Page and application data records
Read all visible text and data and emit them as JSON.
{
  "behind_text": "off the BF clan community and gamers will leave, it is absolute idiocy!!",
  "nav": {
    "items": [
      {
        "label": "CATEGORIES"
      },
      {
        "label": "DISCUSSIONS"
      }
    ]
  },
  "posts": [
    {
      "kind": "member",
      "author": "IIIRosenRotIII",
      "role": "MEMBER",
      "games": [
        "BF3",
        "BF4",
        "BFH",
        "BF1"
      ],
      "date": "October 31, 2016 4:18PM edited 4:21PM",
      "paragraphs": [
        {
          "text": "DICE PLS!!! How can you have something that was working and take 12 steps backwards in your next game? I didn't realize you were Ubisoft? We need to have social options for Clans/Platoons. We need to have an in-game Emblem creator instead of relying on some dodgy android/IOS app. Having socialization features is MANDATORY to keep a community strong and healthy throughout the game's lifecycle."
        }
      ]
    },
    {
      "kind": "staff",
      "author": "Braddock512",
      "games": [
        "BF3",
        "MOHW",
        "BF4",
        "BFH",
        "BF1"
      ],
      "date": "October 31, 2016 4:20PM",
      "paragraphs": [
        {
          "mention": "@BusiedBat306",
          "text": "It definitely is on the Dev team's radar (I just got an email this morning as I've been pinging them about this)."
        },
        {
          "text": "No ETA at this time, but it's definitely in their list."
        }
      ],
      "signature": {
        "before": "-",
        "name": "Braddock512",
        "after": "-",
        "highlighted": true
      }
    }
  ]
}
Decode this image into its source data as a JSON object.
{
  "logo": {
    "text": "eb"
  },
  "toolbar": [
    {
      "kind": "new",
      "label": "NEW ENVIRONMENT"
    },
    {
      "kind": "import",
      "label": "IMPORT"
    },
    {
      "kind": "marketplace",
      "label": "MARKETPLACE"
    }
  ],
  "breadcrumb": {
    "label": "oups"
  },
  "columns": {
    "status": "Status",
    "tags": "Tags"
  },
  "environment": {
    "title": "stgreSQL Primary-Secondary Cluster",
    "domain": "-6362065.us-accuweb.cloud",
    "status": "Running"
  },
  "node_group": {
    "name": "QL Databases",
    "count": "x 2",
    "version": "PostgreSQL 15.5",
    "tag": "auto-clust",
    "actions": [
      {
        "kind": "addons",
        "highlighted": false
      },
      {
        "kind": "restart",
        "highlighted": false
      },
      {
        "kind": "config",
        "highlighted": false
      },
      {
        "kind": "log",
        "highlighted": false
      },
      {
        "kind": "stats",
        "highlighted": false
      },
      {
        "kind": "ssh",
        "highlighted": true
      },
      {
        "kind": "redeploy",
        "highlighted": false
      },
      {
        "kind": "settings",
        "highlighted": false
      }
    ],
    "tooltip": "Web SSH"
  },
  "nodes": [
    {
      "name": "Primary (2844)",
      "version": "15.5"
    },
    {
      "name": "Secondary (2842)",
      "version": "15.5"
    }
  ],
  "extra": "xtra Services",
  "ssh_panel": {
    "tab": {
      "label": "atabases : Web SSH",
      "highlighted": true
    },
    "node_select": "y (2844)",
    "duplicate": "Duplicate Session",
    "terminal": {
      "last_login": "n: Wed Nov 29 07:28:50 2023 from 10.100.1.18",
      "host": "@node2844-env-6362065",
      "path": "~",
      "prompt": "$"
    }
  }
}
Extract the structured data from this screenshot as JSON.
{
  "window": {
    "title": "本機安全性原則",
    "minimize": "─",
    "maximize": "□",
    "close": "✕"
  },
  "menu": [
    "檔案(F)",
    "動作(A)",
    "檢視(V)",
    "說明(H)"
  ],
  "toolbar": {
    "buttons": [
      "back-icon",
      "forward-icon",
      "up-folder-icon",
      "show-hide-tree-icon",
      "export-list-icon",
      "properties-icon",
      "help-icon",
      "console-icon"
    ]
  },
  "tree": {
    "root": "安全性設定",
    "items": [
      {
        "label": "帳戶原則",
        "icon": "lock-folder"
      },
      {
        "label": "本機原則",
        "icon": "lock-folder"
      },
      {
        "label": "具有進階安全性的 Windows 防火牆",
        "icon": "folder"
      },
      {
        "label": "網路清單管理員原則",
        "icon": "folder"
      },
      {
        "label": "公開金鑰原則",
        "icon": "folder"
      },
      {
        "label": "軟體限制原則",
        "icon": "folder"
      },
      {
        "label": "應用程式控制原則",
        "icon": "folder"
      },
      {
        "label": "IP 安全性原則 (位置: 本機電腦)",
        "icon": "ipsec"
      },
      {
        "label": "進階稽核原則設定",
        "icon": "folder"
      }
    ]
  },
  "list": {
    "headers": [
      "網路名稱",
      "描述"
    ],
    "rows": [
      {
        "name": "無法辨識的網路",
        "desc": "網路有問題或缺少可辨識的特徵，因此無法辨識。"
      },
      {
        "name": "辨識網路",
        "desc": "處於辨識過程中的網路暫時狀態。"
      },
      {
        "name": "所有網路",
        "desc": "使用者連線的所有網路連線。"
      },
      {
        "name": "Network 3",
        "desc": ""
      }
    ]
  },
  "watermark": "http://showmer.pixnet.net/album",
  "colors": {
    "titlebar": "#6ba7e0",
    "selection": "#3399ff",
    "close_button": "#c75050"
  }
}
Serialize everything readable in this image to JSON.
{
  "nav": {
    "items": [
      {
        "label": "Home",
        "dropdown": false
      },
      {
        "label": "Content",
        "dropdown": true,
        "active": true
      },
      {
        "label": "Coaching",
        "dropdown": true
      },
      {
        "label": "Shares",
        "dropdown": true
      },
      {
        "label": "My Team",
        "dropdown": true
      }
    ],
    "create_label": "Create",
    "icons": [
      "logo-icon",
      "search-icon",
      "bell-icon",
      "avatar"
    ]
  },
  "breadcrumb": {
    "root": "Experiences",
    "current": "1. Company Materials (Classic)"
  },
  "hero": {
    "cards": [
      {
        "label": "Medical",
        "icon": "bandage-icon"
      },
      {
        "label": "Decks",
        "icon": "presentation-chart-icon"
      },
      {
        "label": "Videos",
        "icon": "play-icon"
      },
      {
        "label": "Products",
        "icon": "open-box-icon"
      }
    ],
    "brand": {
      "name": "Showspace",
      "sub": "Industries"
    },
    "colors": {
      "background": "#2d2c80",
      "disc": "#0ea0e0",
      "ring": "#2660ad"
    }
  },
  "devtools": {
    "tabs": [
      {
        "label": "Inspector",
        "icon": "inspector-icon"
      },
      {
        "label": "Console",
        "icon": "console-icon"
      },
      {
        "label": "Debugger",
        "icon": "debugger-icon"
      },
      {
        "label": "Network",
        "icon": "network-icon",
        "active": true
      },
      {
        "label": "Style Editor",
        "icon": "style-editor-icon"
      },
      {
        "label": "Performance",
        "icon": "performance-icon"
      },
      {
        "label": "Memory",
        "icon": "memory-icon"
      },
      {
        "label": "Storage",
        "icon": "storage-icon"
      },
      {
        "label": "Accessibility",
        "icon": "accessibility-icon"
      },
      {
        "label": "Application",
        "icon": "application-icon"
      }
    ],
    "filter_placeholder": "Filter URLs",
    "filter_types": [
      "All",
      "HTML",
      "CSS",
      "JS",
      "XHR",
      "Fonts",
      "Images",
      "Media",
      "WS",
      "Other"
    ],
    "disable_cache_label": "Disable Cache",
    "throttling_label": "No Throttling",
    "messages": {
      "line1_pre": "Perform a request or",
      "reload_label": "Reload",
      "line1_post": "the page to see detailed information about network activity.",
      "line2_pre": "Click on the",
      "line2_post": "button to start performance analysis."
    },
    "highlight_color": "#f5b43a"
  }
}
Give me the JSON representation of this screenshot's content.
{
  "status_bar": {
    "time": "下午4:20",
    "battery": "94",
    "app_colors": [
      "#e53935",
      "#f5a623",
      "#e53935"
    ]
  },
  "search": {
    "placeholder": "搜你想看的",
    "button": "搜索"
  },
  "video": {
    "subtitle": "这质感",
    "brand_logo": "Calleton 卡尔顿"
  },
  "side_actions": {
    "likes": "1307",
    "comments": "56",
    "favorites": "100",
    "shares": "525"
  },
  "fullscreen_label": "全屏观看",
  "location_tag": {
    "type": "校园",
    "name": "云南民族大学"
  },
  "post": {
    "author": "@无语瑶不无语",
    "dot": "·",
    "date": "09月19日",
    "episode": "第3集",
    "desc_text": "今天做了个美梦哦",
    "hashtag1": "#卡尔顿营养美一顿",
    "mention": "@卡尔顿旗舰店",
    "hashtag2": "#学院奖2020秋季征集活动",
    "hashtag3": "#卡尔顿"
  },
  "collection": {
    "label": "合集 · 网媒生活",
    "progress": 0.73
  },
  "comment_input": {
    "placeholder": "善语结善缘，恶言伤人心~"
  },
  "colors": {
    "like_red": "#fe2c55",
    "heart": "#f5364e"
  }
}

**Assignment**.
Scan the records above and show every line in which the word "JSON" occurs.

**Expected output**.
Read all visible text and data and emit them as JSON.
Decode this image into its source data as a JSON object.
Extract the structured data from this screenshot as JSON.
Serialize everything readable in this image to JSON.
Give me the JSON representation of this screenshot's content.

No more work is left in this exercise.